Evaluation of novel SNPs and haplotypes within the ATBF1 gene and their effects on economically important production traits in cattle
- College of Animal Science and Technology, Northwest A&F University, Shaanxi Key Laboratory of Molecular Biology for Agriculture, Yangling, Shaanxi 712100, China

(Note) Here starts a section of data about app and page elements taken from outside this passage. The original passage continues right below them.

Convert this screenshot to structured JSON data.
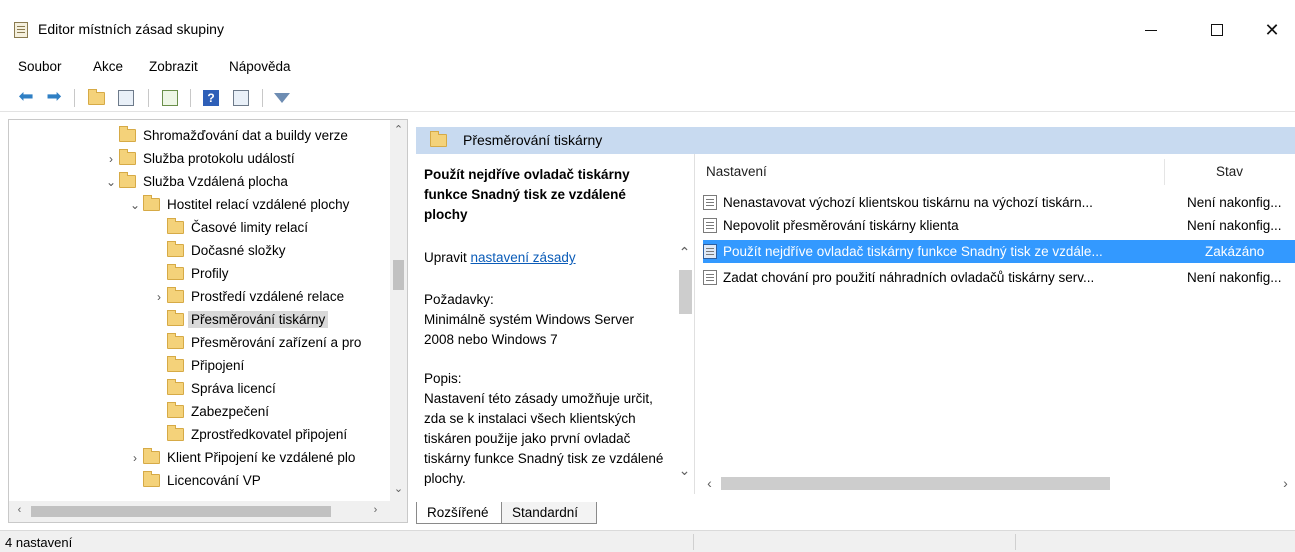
{
  "window": {
    "title": "Editor místních zásad skupiny",
    "minimize": "–",
    "maximize": "",
    "close": "✕"
  },
  "menu": [
    "Soubor",
    "Akce",
    "Zobrazit",
    "Nápověda"
  ],
  "toolbar": {
    "icons": [
      "back-arrow-icon",
      "forward-arrow-icon",
      "up-folder-icon",
      "show-hide-tree-icon",
      "export-list-icon",
      "help-icon",
      "properties-icon",
      "filter-icon"
    ]
  },
  "tree": {
    "items": [
      {
        "label": "Shromažďování dat a buildy verze",
        "expander": ""
      },
      {
        "label": "Služba protokolu událostí",
        "expander": "›"
      },
      {
        "label": "Služba Vzdálená plocha",
        "expander": "⌄"
      },
      {
        "label": "Hostitel relací vzdálené plochy",
        "expander": "⌄"
      },
      {
        "label": "Časové limity relací",
        "expander": ""
      },
      {
        "label": "Dočasné složky",
        "expander": ""
      },
      {
        "label": "Profily",
        "expander": ""
      },
      {
        "label": "Prostředí vzdálené relace",
        "expander": "›"
      },
      {
        "label": "Přesměrování tiskárny",
        "expander": ""
      },
      {
        "label": "Přesměrování zařízení a pro",
        "expander": ""
      },
      {
        "label": "Připojení",
        "expander": ""
      },
      {
        "label": "Správa licencí",
        "expander": ""
      },
      {
        "label": "Zabezpečení",
        "expander": ""
      },
      {
        "label": "Zprostředkovatel připojení",
        "expander": ""
      },
      {
        "label": "Klient Připojení ke vzdálené plo",
        "expander": "›"
      },
      {
        "label": "Licencování VP",
        "expander": ""
      }
    ]
  },
  "header": {
    "title": "Přesměrování tiskárny"
  },
  "description": {
    "policy_title": "Použít nejdříve ovladač tiskárny funkce Snadný tisk ze vzdálené plochy",
    "edit_prefix": "Upravit ",
    "edit_link": "nastavení zásady",
    "requirements": "Požadavky:\nMinimálně systém Windows Server 2008 nebo Windows 7",
    "popis": "Popis:\nNastavení této zásady umožňuje určit, zda se k instalaci všech klientských tiskáren použije jako první ovladač tiskárny funkce Snadný tisk ze vzdálené plochy."
  },
  "list": {
    "col_setting": "Nastavení",
    "col_state": "Stav",
    "rows": [
      {
        "name": "Nenastavovat výchozí klientskou tiskárnu na výchozí tiskárn...",
        "state": "Není nakonfig..."
      },
      {
        "name": "Nepovolit přesměrování tiskárny klienta",
        "state": "Není nakonfig..."
      },
      {
        "name": "Použít nejdříve ovladač tiskárny funkce Snadný tisk ze vzdále...",
        "state": "Zakázáno"
      },
      {
        "name": "Zadat chování pro použití náhradních ovladačů tiskárny serv...",
        "state": "Není nakonfig..."
      }
    ]
  },
  "tabs": [
    "Rozšířené",
    "Standardní"
  ],
  "status": {
    "text": "4 nastavení"
  }
}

Abstract. AT motif binding factor 1 (ATBF1) gene can promote the expression level of the growth hormone 1 (GH1) gene by binding to the enhancers of the POU1F1 and PROP1 genes; thus, it affects the growth and development of livestock. Considering that the ATBF1 gene also has a close relationship with the Janus kinase–signal transductor and activator of transcription (JAK–STAT) pathway, the objective of this work was to identify novel single-nucleotide polymorphism (SNP) variations and their association with growth traits in native Chinese cattle breeds. Five novel SNPs within the ATBF1 gene were found in 644 Qinchuan and Jinnan cattle for first time using 25 pairs of screening and genotyping primers. The five novel SNPs were named as AC_000175:g.140344C>G (SNP1), g.146573T>C (SNP2), g.205468C>T (SNP3), g.205575A>G (SNP4) and g.297690C<T (SNP5). Among them, SNP1 and SNP2 were synonymous coding SNPs, while SNP5 was a missense coding SNP, and the other SNPs were intronic. Haplotype analysis found 18 haplotypes in the two breeds, and three and five closely linked loci were revealed in Qinchuan and Jinnan breeds, respectively. Association analysis revealed that SNP1 was significantly associated with the height across the hip in Qinchuan cattle. SNP2 was found to be significantly related to chest circumference and body side length traits in Jinnan cattle. SNP3 was found to have significant associations with four growth traits in Qinchuan cattle. Moreover, the different combined genotypes, SNP1–SNP3, SNP1–SNP4 and SNP2–SNP5 were significantly associated with the growth traits in cattle. These findings indicated that the bovine ATBF1 gene had marked effects on growth traits, and the growth-trait-related loci can be used as DNA markers for maker-assisted selection (MAS) breeding programs in cattle.